I am also mindful of Martin’s attention to the “ordinary” world behind the pomp and glitter of royalty. Many of Martin’s most memorable characters are either members of the “small folks” (farmers, blacksmiths, cooks, etc.) or common creatures forced to struggle against daunting odds. An impressive number of characters have physical or mental defects, such as Hodor, the simple-minded giant that can only repeat his name. The obese and cowardly Samwell Tarley who finds himself trapped in the Night Watch where survival demands skill and courage. There are numerous maimed and sickly children, both in the royal courts and in the village streets. Martin seems to say, they are there, struggling to cope, but gamely playing the cards that fate or the gods have dealt them. As the murderous Sandor Clegane tells the hopelessly silly Sansa Stark, “It is not all lemon cake and music out there.”

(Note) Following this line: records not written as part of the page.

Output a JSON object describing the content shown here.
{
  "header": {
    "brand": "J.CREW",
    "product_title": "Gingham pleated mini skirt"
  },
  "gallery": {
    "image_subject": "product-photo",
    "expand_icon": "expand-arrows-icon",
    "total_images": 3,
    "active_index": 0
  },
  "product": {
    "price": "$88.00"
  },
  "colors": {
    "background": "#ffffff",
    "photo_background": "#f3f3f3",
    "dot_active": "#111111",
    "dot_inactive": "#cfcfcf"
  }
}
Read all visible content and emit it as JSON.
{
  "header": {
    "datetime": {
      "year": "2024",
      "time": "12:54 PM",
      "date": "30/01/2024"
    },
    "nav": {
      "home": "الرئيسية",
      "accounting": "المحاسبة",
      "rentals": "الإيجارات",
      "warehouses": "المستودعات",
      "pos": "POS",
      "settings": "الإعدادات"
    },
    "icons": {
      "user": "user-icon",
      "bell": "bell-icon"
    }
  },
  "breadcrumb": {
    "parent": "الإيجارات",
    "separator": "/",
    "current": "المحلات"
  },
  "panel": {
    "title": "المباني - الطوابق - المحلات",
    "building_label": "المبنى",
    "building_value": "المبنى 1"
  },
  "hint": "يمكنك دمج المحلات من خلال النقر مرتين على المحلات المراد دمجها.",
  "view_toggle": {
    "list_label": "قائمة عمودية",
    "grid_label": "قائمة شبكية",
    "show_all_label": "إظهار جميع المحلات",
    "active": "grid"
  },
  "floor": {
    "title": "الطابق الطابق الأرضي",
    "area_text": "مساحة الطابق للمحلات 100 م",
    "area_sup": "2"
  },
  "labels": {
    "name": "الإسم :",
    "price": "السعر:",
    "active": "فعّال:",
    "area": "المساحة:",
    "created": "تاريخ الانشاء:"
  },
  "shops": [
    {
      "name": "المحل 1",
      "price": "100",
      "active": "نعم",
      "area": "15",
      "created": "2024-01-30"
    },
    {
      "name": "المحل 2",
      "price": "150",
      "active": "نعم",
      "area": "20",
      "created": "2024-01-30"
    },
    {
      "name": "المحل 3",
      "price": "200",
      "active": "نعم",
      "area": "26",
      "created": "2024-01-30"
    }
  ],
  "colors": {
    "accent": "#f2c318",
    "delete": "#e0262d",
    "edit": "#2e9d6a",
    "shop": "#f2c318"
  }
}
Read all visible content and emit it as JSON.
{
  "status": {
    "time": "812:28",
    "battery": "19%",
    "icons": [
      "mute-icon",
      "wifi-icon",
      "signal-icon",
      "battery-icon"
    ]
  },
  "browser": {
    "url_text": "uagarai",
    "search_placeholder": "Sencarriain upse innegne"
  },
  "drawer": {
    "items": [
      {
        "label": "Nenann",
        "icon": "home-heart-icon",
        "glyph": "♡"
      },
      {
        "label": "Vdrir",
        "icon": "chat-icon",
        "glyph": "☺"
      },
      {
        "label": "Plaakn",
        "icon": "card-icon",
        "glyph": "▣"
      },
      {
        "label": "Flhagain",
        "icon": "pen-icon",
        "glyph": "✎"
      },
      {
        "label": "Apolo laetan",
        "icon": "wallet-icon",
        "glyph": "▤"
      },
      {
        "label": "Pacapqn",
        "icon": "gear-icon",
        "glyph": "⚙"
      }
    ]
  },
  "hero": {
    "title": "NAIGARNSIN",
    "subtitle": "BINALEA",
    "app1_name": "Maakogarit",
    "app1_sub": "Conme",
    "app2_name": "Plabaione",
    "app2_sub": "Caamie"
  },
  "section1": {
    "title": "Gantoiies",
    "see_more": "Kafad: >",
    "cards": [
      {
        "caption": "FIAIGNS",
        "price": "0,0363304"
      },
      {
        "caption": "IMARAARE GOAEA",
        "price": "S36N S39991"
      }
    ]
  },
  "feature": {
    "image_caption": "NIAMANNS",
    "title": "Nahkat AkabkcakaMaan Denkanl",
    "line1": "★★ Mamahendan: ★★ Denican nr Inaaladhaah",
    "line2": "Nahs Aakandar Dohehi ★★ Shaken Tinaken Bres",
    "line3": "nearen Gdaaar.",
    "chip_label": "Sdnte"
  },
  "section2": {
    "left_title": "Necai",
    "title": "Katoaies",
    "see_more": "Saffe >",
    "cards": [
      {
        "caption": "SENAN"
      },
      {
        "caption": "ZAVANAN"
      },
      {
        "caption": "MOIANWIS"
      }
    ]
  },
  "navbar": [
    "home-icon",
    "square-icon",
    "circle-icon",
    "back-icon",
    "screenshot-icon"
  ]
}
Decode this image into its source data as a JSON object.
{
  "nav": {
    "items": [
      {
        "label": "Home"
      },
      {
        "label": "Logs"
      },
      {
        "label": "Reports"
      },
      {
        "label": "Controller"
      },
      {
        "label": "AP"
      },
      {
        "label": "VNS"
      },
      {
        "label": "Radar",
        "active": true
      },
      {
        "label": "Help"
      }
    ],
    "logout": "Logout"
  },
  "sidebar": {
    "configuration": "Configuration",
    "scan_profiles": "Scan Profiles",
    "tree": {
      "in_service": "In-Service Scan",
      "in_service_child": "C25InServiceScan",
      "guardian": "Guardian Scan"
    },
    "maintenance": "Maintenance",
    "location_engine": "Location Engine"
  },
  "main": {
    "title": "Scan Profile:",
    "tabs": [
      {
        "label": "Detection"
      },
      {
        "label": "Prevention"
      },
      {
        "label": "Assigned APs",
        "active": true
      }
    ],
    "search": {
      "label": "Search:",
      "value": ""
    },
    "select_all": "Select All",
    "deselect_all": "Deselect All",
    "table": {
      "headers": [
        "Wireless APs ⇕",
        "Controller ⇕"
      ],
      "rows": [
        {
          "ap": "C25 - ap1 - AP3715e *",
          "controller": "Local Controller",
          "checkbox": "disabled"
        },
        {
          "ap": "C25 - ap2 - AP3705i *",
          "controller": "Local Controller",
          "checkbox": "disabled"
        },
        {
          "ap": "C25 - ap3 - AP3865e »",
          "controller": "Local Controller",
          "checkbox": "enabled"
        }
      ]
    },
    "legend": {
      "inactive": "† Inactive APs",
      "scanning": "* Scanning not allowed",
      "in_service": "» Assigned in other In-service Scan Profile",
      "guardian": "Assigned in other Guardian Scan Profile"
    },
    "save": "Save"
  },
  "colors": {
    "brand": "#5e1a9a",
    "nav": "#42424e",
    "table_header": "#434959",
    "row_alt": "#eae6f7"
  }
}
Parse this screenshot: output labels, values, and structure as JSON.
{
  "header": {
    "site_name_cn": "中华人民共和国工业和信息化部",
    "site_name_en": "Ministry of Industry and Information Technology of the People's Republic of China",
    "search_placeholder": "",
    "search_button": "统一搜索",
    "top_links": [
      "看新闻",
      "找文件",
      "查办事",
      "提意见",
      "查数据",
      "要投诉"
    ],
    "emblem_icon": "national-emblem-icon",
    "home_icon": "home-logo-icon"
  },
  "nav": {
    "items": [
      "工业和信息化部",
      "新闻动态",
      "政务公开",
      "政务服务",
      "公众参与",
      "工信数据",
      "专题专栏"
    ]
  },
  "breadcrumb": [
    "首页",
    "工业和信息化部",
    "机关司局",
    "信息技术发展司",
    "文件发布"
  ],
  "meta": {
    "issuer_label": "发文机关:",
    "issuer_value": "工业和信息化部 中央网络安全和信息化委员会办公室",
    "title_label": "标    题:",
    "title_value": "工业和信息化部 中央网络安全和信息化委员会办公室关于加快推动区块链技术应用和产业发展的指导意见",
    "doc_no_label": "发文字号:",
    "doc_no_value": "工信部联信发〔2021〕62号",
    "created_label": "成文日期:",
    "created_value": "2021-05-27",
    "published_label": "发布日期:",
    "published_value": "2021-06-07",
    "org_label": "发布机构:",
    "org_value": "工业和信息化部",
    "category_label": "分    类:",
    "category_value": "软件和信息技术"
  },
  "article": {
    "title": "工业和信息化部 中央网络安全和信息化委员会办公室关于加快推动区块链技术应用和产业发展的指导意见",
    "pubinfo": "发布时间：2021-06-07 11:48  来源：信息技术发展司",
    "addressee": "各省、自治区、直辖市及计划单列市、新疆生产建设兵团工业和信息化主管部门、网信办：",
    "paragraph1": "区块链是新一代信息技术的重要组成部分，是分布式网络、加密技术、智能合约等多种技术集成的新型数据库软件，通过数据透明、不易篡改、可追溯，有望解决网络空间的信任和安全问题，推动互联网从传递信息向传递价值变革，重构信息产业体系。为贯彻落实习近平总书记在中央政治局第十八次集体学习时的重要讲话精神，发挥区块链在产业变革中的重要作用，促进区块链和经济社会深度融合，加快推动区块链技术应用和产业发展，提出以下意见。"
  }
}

George R. R. Martin is in the process of creating a new mythology ... an astonishingly complex world which, in turn, has its own mythologies of tales within tales of a time when dragons ruled the ancient world and religious faith was devout and tangible. The people who fight, love and die in A Storm of Swords are motivated by money, power and lust, like the rest of humanity. But across the Narrow Sea, a golden-haired woman called Khaleesi, the Dragon Queen, is moving toward the Seven Kingdoms; in the north something cold and relentless is attempting to scale the Wall. There is also a woman called “The Red Queen” who has the power to make her god “tangible” again and she has the forces of King Stannis of the House Baratheon behind her. Stay tuned.
A Storm of Swords by George R. R. Martin. Bantam Books, 2000. 973 pages.